Eye drops: Episcleritis is an inflammation of the covering over the white part of your eye (the episclera). Irritation such as dry eye and allergies can stimulate it, so try using artificial tears and/or anti allergy drops. In severe cases, nonsteroidal drops (like voltaren (diclofenac) or bromday) can help, or you may need a short burst of steroids (predforte). In that case, see your eye doc. ...Read more
Sciatic nerve: You would need to get a neurological consultation to see if the pain is from the sciatic nerve and if so further imaging of the spine would need to be done to see if something such as a herniated disc or bone is causing compression of the nerve 0- once the source of the pain is determined then appropriate treatment can be recommended. ...Read more
Happens when the gums behind your wisdom teeth or back teeth become infected. If the pericoronitis is mild, warm salt water rinsing and oral hygiene will temporary solve the problem. If your gums, jaw, and cheek are swollen and painful you should see a dentist asap for imaging and treatment with antibiotics.
Take care. ...Read more
You can: Use warm towels to soften the hairs on your face before shaving.
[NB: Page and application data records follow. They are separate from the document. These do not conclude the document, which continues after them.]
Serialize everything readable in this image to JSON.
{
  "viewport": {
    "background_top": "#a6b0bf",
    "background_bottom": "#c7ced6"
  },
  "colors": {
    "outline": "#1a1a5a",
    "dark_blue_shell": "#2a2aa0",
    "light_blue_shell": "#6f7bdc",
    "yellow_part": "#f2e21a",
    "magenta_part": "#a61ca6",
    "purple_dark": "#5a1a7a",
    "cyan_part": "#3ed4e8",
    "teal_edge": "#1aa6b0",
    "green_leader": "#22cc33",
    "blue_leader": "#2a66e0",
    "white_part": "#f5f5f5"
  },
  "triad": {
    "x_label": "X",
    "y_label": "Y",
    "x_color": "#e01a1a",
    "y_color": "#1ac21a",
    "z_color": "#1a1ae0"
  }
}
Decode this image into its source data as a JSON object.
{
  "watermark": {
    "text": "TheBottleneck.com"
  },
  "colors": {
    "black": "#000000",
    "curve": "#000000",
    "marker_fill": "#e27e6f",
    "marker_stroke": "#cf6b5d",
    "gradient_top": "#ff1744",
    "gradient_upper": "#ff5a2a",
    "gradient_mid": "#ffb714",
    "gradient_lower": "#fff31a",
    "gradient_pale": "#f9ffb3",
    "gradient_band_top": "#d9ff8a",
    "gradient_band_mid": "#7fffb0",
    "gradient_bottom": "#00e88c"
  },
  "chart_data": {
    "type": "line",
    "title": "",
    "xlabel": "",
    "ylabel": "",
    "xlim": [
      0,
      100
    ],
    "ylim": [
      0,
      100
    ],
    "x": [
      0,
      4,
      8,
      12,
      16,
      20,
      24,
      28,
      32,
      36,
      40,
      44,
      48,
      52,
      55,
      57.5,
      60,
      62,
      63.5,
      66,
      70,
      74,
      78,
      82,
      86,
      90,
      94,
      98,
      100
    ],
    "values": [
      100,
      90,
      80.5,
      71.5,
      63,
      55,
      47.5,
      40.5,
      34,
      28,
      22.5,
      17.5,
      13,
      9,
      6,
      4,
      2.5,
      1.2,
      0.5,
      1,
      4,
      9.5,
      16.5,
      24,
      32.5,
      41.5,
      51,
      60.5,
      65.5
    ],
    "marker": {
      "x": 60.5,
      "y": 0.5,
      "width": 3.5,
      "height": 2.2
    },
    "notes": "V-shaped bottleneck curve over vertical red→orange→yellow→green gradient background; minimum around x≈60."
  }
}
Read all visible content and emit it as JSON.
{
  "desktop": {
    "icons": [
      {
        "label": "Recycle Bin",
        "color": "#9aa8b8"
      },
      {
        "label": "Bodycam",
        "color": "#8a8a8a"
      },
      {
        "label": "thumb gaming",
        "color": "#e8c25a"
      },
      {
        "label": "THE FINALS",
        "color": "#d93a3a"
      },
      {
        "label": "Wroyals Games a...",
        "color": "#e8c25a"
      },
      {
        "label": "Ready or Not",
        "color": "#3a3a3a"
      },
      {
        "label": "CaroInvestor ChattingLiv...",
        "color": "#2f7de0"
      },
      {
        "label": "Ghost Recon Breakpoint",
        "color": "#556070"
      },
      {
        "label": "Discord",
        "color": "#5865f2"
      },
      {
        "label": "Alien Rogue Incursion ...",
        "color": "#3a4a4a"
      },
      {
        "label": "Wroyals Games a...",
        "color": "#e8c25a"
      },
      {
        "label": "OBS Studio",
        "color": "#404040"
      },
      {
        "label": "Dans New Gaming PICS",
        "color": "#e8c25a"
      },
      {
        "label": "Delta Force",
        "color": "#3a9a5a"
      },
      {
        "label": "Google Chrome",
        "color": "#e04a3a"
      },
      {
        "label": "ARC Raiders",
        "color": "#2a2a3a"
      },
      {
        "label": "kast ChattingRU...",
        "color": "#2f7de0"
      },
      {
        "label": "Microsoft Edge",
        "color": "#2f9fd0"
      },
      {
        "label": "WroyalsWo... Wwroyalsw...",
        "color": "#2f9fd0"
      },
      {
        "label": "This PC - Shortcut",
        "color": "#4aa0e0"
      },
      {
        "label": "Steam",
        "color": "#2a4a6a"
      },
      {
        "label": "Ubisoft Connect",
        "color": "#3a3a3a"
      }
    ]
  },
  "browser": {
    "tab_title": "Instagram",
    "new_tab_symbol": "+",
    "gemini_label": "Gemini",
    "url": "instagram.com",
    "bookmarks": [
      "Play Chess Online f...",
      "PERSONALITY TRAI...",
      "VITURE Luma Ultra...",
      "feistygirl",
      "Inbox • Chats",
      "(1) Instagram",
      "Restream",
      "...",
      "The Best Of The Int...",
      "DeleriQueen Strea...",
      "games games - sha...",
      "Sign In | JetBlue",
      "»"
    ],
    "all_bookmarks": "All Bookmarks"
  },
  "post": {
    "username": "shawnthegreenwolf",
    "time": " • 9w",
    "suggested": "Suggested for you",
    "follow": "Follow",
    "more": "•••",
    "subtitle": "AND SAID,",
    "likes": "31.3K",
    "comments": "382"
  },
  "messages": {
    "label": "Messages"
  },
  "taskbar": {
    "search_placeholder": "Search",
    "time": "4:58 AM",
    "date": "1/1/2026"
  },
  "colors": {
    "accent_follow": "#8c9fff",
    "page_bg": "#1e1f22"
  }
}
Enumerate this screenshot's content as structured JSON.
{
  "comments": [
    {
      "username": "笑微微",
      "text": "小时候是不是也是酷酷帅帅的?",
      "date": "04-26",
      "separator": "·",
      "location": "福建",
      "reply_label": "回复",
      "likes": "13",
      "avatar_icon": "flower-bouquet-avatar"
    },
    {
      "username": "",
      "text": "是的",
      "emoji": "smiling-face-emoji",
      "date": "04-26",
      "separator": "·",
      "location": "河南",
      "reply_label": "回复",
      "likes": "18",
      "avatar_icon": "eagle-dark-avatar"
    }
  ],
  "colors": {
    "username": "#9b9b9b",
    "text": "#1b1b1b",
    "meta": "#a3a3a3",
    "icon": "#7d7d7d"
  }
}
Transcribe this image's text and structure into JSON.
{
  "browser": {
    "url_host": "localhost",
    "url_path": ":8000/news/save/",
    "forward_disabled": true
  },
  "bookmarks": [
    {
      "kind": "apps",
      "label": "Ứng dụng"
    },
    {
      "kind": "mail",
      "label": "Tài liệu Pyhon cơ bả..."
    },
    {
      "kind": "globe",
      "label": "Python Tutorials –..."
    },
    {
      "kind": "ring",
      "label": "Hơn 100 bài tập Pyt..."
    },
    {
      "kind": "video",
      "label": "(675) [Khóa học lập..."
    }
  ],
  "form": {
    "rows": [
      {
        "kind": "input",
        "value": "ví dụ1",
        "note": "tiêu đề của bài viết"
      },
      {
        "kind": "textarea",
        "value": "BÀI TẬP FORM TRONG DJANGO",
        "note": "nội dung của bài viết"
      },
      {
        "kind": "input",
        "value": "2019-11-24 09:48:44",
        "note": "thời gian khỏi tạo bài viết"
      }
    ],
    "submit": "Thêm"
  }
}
Are you using a shaving lotion that contains emollients/moisturizers? If you are doing these things and you still have pain shaving - you might consider evaluation by a dermatologist. ...Read more
Reduce the pain of phlebitis with anti-inflammatories like ibuprofen, combined with an extra streength Acetaminophen blocks both pain pathways. Warm compresses, compression stockings help.
See a vein specialist to evaluate the cause, like a superficial vein clot, which can be treated further. ...Read more
See a dentist ASAP: A tooth pain won't go away without treatment. Your pain may be a dental abscess. It is a collection of pus that forms in your teeth or gums as a result of a bacterial infection. The dentist will treat a tooth abscess by draining it and getting rid of the infection. For the pain control and inflammation take OTC NSAIDs or Tylenol (acetaminophen). See a dentist ASAP. ...Read more
Depend on type: A physical examination will be able to identify posture, movement patterns, muscle strength, weakness, tight muscles, etc which can play a huge role in your spine (low back) stability and function. Things that you should do anyways include: don't smoke, keep a healthy weight (bmi between 19-25), maintain good posture and ergonomics and exercise regularly. You should visit your doctor. ...Read more
Days at most: There shouldn't be any persistent pain from an EMG other than some muscle soreness (as if you have worked out too hard) that responds to NSAIDs and goes away in a few days at most. There used to be significant concern about bleeding in the muscles, especially those along the vertebrae, but studies have shown a very low rate of these bleeds, even in patients on powerful anticoagulant medication. ...Read more